====== DATA IN THIS EXERCISE

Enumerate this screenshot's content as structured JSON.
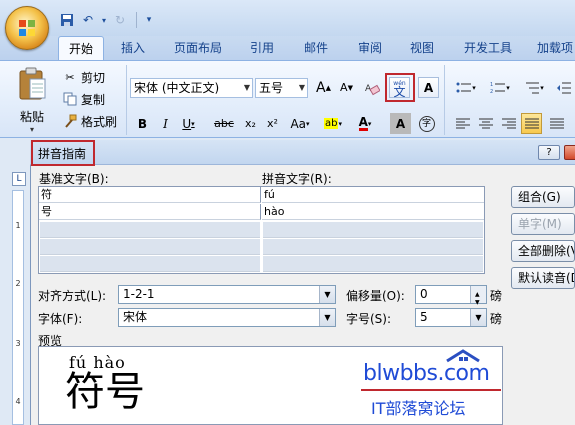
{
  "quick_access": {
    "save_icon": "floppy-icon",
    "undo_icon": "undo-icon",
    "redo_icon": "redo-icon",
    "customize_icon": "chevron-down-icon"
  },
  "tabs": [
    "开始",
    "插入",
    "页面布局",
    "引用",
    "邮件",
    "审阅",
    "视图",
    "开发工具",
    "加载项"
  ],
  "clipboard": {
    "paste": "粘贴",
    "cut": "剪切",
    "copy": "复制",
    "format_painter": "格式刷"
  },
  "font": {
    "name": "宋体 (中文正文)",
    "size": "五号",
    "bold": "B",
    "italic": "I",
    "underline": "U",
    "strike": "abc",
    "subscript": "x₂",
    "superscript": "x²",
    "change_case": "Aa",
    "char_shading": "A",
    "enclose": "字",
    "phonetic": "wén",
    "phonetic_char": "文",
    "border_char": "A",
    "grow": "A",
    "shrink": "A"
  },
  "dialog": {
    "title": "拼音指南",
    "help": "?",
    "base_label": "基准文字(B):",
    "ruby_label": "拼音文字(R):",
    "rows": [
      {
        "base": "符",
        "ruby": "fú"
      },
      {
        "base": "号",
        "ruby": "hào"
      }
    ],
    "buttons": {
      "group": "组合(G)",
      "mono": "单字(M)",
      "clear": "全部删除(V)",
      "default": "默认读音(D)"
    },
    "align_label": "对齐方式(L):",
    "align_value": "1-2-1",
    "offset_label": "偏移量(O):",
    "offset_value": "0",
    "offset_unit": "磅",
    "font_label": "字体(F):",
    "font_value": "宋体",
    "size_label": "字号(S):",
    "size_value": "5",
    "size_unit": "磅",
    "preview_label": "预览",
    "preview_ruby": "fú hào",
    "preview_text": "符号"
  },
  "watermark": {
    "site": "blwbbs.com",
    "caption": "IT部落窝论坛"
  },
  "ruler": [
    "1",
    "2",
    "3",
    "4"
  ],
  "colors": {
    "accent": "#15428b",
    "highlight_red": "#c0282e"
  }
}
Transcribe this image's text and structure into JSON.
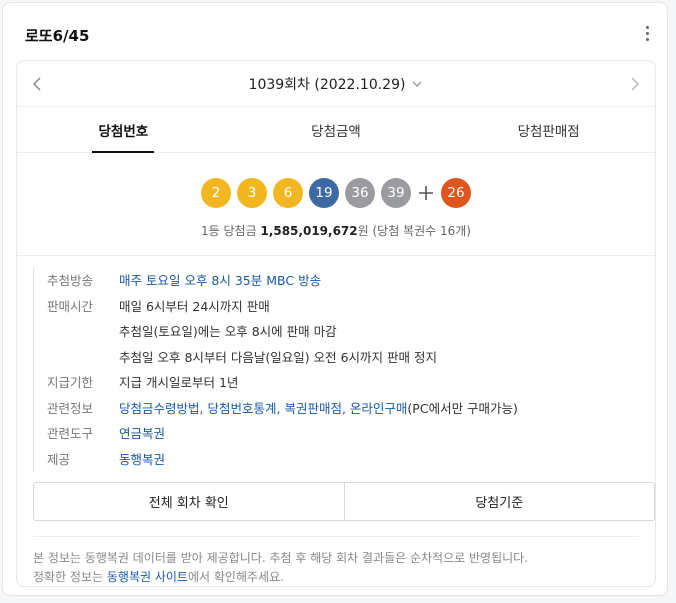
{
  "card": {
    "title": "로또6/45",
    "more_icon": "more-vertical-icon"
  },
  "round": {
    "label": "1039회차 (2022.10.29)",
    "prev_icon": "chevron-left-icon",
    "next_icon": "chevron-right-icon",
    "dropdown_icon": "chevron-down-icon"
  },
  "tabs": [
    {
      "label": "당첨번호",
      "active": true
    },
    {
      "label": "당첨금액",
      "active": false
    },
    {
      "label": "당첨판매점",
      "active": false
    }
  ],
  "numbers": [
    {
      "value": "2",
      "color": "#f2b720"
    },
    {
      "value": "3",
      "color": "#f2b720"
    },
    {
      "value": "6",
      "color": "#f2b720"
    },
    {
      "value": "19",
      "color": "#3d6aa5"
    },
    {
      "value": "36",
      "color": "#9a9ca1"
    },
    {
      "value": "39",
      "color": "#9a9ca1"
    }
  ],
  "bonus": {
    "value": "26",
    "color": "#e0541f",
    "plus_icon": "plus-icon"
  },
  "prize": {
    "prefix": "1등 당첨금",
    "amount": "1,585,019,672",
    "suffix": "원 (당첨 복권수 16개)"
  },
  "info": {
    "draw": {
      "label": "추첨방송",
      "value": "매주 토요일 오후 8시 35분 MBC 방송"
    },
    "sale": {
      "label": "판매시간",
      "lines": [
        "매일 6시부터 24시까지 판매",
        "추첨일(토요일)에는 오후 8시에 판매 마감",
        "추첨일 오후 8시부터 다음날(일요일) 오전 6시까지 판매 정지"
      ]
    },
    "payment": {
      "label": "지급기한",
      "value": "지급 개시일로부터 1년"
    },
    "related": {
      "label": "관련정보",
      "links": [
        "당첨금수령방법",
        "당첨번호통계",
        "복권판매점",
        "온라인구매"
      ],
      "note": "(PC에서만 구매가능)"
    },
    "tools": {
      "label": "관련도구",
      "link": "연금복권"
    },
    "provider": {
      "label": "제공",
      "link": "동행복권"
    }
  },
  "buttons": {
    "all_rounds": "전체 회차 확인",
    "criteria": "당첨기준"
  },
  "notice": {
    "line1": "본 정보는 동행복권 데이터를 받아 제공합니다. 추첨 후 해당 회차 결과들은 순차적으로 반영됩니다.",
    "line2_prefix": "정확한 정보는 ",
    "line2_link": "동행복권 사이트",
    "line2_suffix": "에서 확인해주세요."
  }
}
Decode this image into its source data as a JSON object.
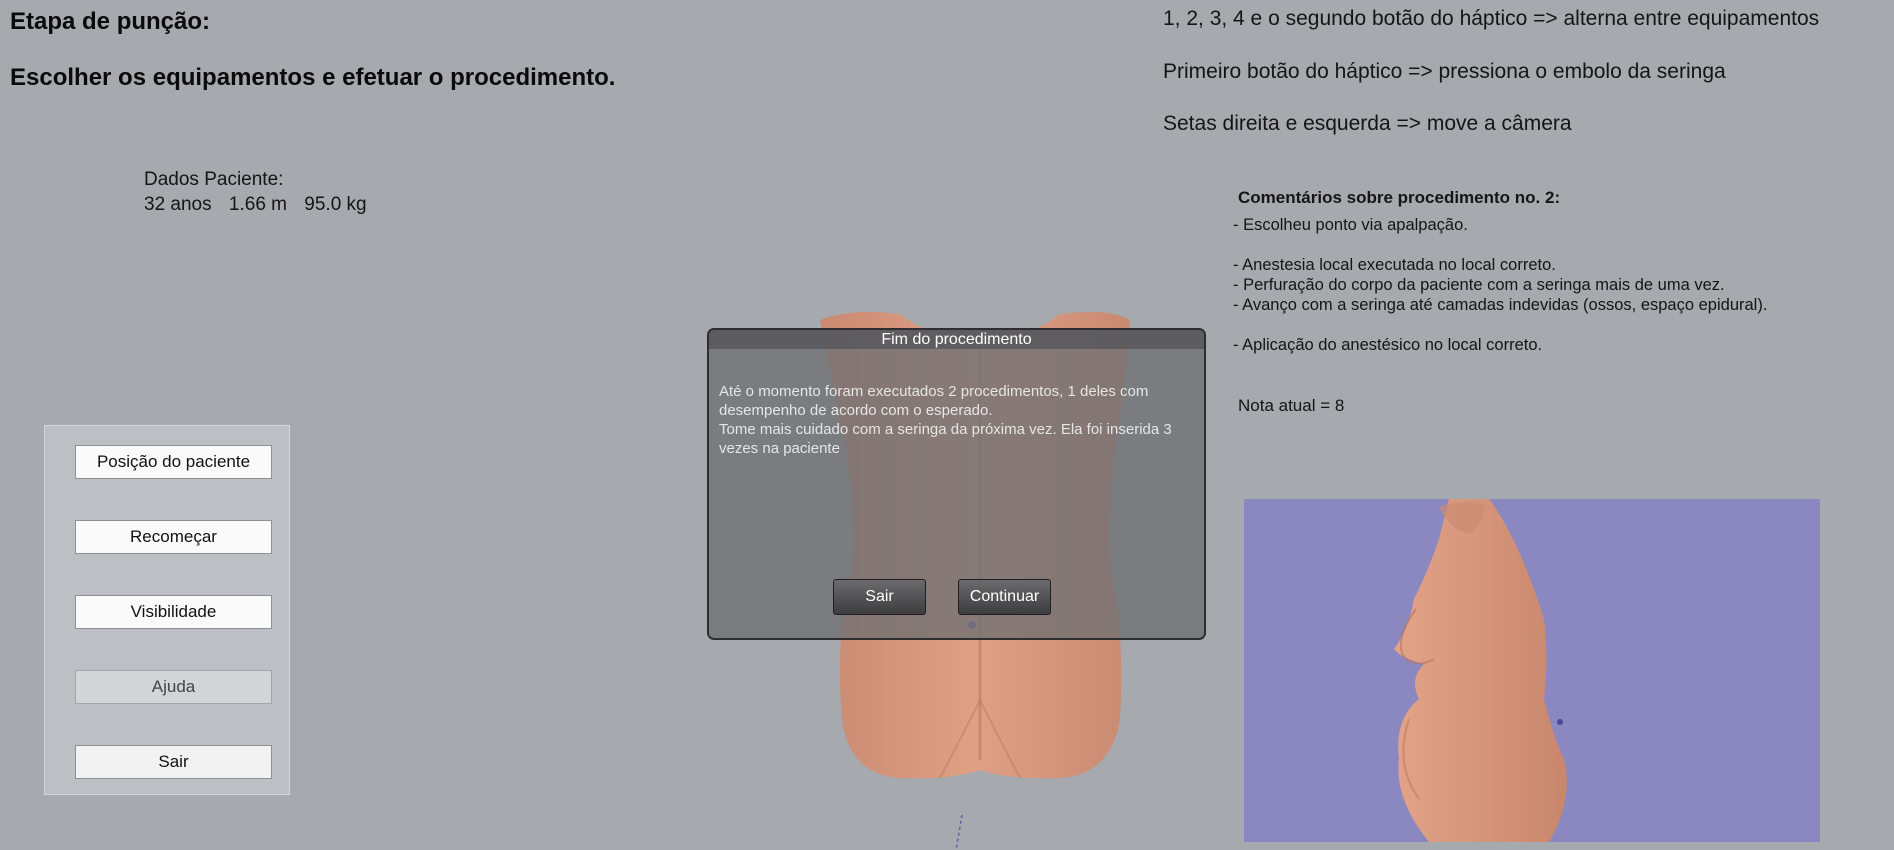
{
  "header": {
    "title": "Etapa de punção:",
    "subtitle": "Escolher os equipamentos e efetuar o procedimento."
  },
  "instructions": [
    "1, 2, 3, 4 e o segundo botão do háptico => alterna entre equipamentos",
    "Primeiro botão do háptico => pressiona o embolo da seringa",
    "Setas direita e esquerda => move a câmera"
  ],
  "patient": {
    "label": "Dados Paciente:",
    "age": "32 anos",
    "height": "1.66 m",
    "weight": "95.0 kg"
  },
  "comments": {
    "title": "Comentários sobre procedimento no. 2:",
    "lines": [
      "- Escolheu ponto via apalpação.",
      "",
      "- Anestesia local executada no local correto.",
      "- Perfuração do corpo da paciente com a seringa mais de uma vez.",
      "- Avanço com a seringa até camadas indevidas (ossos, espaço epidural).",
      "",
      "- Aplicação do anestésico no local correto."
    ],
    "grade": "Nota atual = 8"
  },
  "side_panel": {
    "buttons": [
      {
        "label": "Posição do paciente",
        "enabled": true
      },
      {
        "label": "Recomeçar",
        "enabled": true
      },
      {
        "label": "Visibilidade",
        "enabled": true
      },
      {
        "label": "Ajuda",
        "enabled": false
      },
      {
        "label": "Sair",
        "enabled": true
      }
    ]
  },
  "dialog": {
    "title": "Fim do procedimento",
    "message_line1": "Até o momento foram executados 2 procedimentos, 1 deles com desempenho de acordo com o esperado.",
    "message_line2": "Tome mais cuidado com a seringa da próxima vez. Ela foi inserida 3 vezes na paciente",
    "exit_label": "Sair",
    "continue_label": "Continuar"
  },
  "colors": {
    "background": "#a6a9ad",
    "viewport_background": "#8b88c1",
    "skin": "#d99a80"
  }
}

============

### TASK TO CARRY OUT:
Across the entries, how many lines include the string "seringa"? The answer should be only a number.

### ANSWER BOX:
4